Sequel to Sword of Fire and Sea (2011), video-game designer Hoffman's venture into text fantasy.

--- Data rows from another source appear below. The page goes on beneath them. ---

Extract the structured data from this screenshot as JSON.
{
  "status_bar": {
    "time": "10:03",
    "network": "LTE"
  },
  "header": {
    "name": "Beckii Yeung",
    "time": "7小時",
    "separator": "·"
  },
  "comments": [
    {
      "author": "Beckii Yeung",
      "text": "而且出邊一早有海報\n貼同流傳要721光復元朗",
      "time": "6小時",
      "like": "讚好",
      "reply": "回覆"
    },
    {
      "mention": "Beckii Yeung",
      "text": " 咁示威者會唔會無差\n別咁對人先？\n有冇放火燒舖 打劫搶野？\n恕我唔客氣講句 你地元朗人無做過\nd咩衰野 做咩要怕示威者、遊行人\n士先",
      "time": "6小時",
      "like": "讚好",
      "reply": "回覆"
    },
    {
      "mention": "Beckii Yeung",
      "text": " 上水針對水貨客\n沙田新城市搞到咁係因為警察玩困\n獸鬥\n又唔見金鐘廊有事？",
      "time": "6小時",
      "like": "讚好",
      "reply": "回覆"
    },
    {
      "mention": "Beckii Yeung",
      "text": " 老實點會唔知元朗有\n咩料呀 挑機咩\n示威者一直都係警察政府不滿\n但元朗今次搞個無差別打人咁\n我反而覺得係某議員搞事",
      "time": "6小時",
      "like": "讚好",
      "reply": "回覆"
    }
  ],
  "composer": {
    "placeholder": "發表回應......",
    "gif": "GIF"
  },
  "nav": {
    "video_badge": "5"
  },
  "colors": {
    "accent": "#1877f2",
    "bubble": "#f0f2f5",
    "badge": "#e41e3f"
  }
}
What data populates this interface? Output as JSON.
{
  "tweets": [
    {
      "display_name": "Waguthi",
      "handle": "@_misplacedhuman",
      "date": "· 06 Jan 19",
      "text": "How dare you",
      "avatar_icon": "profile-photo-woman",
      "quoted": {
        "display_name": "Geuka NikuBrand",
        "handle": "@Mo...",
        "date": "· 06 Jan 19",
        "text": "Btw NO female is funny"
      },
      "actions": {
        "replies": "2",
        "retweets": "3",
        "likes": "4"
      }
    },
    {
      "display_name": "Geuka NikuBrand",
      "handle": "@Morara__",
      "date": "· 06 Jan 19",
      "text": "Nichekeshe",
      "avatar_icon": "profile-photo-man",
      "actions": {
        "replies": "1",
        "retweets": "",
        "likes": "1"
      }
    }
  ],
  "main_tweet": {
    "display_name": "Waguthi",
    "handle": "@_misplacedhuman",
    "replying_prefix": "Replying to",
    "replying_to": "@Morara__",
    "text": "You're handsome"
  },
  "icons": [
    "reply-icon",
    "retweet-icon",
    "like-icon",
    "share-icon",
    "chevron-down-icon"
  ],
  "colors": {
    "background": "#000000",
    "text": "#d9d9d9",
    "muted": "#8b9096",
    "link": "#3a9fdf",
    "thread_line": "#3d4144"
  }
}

Andovar, a world where air, fire, earth and water magic all work, is inhabited not just by humans but various tribes of gryphons, birdlike seridi, dryads, gods and what-all. Vidarian Rulorat, gifted with both fire and water magic he can't control, opened—mysteriously, especially if you haven't read the first book—a gate between worlds, thus allowing elemental magic to reawaken. Now, magically-powered flying ships roam the skies; robots built centuries ago have revived. Trade is controlled by the Alorean Import Company, most of whose directors, rendered immortal through hoarded magics, dropped dead when the gate opened. Numerous conflicts smolder. The spirit of Vidarian's oldest friend, Ruby, also killed when the gate opened and trapped inside one of the gems used to open the gate, wakes up and demands her body back. This might prove difficult, as she was buried at sea a while back. And Ariadel, Vidarian's curiously tepid lover, is pregnant and not speaking to him. Faced with war on several fronts, Emperor Lirien summons Vidarian to help out. Unfortunately Vidarian brings along his gryphon pals, upsetting the Alorean traditionalists. He's also visited by the Starhunter, a mystifying goddess who shows up without warning, quickly grows bored and murders people. Indeed, there's so much going on, not to mention the huge, underdeveloped cast, that it's very difficult to make sense of how, if, what or who are related. And despite the dazzling ideas, Hoffman hasn't mastered the skill of describing a widescreen magical battle rather than programming one.
Highly entertaining and baffling in equal measure.